A political party, which is critical of financially dubious China’s Belt and Road Initiative has been banned by Pakistan government. Jeay Sindh Qaumi Mahaz-Arisar (JSQM-A), a party based in the southern province of Sindh highlighted Pakistan’s the country’s reliance on Beijing for political and economic support.
Pakistan’s interior ministry outlawed the JSQM-A along with two militant groups in the same province — the Sindhudesh Liberation Army (SLA) and the Sindhudesh Revolutionary Army (SRA) — citing “reasonable grounds” that the organizations have ties to terrorism.
Pakistan has been regularly banning a variety of organizations, including al-Qaeda-linked jihadi militants as well as secessionist insurgent groups. The list however has expanded since the launch of the China-Pakistan Economic Corridor, a flagship BRI project. These banned political parties include ethnic and sectarian groups from the southwestern province of Balochistan and the northern region of Gilgit Baltistan that pose threats to Chinese investment in the country. The number of outlawed groups has crossed 76- figure with the latest additions from Sindh.

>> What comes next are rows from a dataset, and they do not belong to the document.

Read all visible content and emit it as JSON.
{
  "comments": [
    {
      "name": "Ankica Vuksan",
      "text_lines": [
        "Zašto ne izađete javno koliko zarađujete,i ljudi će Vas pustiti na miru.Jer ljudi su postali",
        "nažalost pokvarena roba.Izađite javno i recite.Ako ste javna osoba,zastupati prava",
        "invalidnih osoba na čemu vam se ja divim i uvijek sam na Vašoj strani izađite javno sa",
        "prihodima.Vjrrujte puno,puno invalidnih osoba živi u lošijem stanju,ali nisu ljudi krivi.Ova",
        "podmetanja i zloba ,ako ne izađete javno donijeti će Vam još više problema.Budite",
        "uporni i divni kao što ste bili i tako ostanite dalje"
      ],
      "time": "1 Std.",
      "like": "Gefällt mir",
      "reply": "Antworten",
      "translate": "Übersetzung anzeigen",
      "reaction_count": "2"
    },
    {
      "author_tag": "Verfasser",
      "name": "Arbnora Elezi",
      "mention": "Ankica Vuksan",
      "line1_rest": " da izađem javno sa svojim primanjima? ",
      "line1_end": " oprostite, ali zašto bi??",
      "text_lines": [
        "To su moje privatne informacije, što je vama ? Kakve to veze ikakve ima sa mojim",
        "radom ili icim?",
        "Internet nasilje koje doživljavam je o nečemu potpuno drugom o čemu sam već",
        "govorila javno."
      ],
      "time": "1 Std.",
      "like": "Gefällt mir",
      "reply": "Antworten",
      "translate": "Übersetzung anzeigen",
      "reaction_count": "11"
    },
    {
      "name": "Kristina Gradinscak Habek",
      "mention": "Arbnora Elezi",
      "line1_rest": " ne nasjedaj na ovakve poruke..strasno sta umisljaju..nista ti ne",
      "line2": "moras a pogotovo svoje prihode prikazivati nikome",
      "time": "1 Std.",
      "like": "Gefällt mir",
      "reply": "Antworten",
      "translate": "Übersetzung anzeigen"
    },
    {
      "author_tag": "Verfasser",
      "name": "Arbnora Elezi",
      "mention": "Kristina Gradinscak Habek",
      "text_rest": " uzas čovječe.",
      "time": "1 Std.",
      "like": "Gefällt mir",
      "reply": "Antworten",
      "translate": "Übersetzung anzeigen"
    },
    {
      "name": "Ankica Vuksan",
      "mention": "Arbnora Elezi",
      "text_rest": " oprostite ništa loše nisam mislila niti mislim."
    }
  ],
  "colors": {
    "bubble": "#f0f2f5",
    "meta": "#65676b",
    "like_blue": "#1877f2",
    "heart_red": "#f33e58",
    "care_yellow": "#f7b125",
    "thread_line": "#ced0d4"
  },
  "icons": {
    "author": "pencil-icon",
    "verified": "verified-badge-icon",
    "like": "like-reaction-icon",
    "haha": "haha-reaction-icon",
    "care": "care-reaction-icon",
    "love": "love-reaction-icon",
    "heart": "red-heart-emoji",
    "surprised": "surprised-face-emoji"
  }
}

All weather allies, Pakistan and China have a decadeslong history of close political and economic ties. Beijing continues to seek to strengthen its relations with Islamabad as those with India remain tense over a border dispute and New Delhi’s own ambitions for regional and global influence.
The recent bans are related to an ongoing campaign — both peaceful and violent — against the CPEC-linked projects in Sindh that began in 2011 when China announced plans to build a new industrial city called Zulfikarabad along the lines of the Chinese city of Shenzhen. During the same time, the province’s ethnic Sindhi groups, including the JSQM-A, launched a peaceful campaign against the projects, accusing China of attempting to become a new colonial power.
When the CPEC projects were set off in Sindh in 2015, the SLA and the SRA focused their attacks on Chinese individuals, mainly using roadside improvised explosive devices. No Chinese national was killed in attacks in the province so far.